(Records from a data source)
***

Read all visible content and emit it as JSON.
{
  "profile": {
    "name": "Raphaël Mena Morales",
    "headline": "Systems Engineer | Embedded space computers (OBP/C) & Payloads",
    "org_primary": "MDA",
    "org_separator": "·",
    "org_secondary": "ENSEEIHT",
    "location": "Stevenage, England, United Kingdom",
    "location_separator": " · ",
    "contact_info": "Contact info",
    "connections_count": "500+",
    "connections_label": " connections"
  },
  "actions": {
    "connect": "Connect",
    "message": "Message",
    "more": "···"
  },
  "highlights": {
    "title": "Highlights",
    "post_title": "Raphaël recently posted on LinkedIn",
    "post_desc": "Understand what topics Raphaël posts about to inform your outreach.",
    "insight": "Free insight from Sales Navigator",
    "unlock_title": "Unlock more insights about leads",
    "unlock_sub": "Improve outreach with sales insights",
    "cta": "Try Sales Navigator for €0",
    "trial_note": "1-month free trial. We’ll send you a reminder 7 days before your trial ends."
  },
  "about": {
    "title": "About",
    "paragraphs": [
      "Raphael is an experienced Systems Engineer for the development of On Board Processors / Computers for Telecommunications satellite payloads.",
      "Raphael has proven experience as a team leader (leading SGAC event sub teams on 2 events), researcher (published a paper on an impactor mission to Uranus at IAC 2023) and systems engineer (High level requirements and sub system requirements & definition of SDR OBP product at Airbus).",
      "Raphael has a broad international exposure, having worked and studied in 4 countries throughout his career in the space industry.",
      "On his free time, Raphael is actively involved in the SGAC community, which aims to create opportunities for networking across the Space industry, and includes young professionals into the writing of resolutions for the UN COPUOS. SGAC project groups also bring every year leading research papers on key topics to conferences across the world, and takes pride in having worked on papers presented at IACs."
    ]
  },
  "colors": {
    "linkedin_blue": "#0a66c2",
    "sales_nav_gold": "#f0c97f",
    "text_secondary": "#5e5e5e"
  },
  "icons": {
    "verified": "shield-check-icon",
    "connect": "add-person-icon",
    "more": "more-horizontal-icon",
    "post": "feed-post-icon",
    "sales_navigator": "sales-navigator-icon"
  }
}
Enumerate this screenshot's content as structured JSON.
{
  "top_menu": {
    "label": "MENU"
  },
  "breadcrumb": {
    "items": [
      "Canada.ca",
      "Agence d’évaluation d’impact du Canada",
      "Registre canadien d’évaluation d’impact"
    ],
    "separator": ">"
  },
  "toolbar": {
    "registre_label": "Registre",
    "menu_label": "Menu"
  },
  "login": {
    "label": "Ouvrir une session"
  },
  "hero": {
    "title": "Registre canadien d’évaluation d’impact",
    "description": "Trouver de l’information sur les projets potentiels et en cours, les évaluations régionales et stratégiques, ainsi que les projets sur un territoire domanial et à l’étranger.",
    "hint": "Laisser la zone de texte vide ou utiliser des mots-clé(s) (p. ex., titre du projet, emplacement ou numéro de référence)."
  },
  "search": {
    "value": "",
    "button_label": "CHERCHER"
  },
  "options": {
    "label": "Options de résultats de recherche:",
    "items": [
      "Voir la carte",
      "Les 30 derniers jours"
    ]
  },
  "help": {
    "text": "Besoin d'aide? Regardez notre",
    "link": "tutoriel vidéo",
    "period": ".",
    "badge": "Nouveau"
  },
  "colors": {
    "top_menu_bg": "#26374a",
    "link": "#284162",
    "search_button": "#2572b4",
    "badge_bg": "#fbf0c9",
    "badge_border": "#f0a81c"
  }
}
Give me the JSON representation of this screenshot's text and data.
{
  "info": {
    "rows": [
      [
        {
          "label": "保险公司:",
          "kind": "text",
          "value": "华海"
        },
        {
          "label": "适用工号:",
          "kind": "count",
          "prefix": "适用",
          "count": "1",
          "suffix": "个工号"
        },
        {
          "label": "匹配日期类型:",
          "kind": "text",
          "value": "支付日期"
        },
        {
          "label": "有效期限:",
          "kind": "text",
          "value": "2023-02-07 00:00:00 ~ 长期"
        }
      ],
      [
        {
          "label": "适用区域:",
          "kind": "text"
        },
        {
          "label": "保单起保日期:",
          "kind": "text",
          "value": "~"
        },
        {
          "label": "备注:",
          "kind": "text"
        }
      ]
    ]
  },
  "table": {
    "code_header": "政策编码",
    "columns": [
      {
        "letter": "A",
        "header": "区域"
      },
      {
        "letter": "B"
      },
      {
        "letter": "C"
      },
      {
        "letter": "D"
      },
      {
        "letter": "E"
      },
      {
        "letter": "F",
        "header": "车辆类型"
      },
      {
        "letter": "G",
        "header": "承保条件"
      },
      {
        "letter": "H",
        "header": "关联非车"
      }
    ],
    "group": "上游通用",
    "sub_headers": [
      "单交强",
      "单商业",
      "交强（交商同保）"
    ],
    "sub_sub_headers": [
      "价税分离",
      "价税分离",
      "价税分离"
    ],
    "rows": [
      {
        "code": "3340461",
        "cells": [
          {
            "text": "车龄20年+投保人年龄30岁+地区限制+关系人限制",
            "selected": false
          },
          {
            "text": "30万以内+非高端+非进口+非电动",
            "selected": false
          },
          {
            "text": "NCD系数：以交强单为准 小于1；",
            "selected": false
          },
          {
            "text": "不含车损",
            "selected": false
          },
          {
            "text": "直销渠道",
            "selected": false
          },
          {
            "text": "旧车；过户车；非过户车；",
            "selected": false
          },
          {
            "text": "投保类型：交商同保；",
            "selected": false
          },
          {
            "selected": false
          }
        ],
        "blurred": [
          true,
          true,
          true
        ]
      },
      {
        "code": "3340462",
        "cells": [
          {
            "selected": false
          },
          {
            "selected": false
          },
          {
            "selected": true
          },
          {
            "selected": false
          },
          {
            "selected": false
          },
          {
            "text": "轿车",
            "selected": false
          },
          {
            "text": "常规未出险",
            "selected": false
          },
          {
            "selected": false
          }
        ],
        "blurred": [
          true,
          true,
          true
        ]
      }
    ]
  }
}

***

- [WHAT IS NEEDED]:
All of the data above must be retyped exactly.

- [EXERCISE RESPONSE]:
Read all visible content and emit it as JSON.
{
  "profile": {
    "name": "Raphaël Mena Morales",
    "headline": "Systems Engineer | Embedded space computers (OBP/C) & Payloads",
    "org_primary": "MDA",
    "org_separator": "·",
    "org_secondary": "ENSEEIHT",
    "location": "Stevenage, England, United Kingdom",
    "location_separator": " · ",
    "contact_info": "Contact info",
    "connections_count": "500+",
    "connections_label": " connections"
  },
  "actions": {
    "connect": "Connect",
    "message": "Message",
    "more": "···"
  },
  "highlights": {
    "title": "Highlights",
    "post_title": "Raphaël recently posted on LinkedIn",
    "post_desc": "Understand what topics Raphaël posts about to inform your outreach.",
    "insight": "Free insight from Sales Navigator",
    "unlock_title": "Unlock more insights about leads",
    "unlock_sub": "Improve outreach with sales insights",
    "cta": "Try Sales Navigator for €0",
    "trial_note": "1-month free trial. We’ll send you a reminder 7 days before your trial ends."
  },
  "about": {
    "title": "About",
    "paragraphs": [
      "Raphael is an experienced Systems Engineer for the development of On Board Processors / Computers for Telecommunications satellite payloads.",
      "Raphael has proven experience as a team leader (leading SGAC event sub teams on 2 events), researcher (published a paper on an impactor mission to Uranus at IAC 2023) and systems engineer (High level requirements and sub system requirements & definition of SDR OBP product at Airbus).",
      "Raphael has a broad international exposure, having worked and studied in 4 countries throughout his career in the space industry.",
      "On his free time, Raphael is actively involved in the SGAC community, which aims to create opportunities for networking across the Space industry, and includes young professionals into the writing of resolutions for the UN COPUOS. SGAC project groups also bring every year leading research papers on key topics to conferences across the world, and takes pride in having worked on papers presented at IACs."
    ]
  },
  "colors": {
    "linkedin_blue": "#0a66c2",
    "sales_nav_gold": "#f0c97f",
    "text_secondary": "#5e5e5e"
  },
  "icons": {
    "verified": "shield-check-icon",
    "connect": "add-person-icon",
    "more": "more-horizontal-icon",
    "post": "feed-post-icon",
    "sales_navigator": "sales-navigator-icon"
  }
}
Enumerate this screenshot's content as structured JSON.
{
  "top_menu": {
    "label": "MENU"
  },
  "breadcrumb": {
    "items": [
      "Canada.ca",
      "Agence d’évaluation d’impact du Canada",
      "Registre canadien d’évaluation d’impact"
    ],
    "separator": ">"
  },
  "toolbar": {
    "registre_label": "Registre",
    "menu_label": "Menu"
  },
  "login": {
    "label": "Ouvrir une session"
  },
  "hero": {
    "title": "Registre canadien d’évaluation d’impact",
    "description": "Trouver de l’information sur les projets potentiels et en cours, les évaluations régionales et stratégiques, ainsi que les projets sur un territoire domanial et à l’étranger.",
    "hint": "Laisser la zone de texte vide ou utiliser des mots-clé(s) (p. ex., titre du projet, emplacement ou numéro de référence)."
  },
  "search": {
    "value": "",
    "button_label": "CHERCHER"
  },
  "options": {
    "label": "Options de résultats de recherche:",
    "items": [
      "Voir la carte",
      "Les 30 derniers jours"
    ]
  },
  "help": {
    "text": "Besoin d'aide? Regardez notre",
    "link": "tutoriel vidéo",
    "period": ".",
    "badge": "Nouveau"
  },
  "colors": {
    "top_menu_bg": "#26374a",
    "link": "#284162",
    "search_button": "#2572b4",
    "badge_bg": "#fbf0c9",
    "badge_border": "#f0a81c"
  }
}
Give me the JSON representation of this screenshot's text and data.
{
  "info": {
    "rows": [
      [
        {
          "label": "保险公司:",
          "kind": "text",
          "value": "华海"
        },
        {
          "label": "适用工号:",
          "kind": "count",
          "prefix": "适用",
          "count": "1",
          "suffix": "个工号"
        },
        {
          "label": "匹配日期类型:",
          "kind": "text",
          "value": "支付日期"
        },
        {
          "label": "有效期限:",
          "kind": "text",
          "value": "2023-02-07 00:00:00 ~ 长期"
        }
      ],
      [
        {
          "label": "适用区域:",
          "kind": "text"
        },
        {
          "label": "保单起保日期:",
          "kind": "text",
          "value": "~"
        },
        {
          "label": "备注:",
          "kind": "text"
        }
      ]
    ]
  },
  "table": {
    "code_header": "政策编码",
    "columns": [
      {
        "letter": "A",
        "header": "区域"
      },
      {
        "letter": "B"
      },
      {
        "letter": "C"
      },
      {
        "letter": "D"
      },
      {
        "letter": "E"
      },
      {
        "letter": "F",
        "header": "车辆类型"
      },
      {
        "letter": "G",
        "header": "承保条件"
      },
      {
        "letter": "H",
        "header": "关联非车"
      }
    ],
    "group": "上游通用",
    "sub_headers": [
      "单交强",
      "单商业",
      "交强（交商同保）"
    ],
    "sub_sub_headers": [
      "价税分离",
      "价税分离",
      "价税分离"
    ],
    "rows": [
      {
        "code": "3340461",
        "cells": [
          {
            "text": "车龄20年+投保人年龄30岁+地区限制+关系人限制",
            "selected": false
          },
          {
            "text": "30万以内+非高端+非进口+非电动",
            "selected": false
          },
          {
            "text": "NCD系数：以交强单为准 小于1；",
            "selected": false
          },
          {
            "text": "不含车损",
            "selected": false
          },
          {
            "text": "直销渠道",
            "selected": false
          },
          {
            "text": "旧车；过户车；非过户车；",
            "selected": false
          },
          {
            "text": "投保类型：交商同保；",
            "selected": false
          },
          {
            "selected": false
          }
        ],
        "blurred": [
          true,
          true,
          true
        ]
      },
      {
        "code": "3340462",
        "cells": [
          {
            "selected": false
          },
          {
            "selected": false
          },
          {
            "selected": true
          },
          {
            "selected": false
          },
          {
            "selected": false
          },
          {
            "text": "轿车",
            "selected": false
          },
          {
            "text": "常规未出险",
            "selected": false
          },
          {
            "selected": false
          }
        ],
        "blurred": [
          true,
          true,
          true
        ]
      }
    ]
  }
}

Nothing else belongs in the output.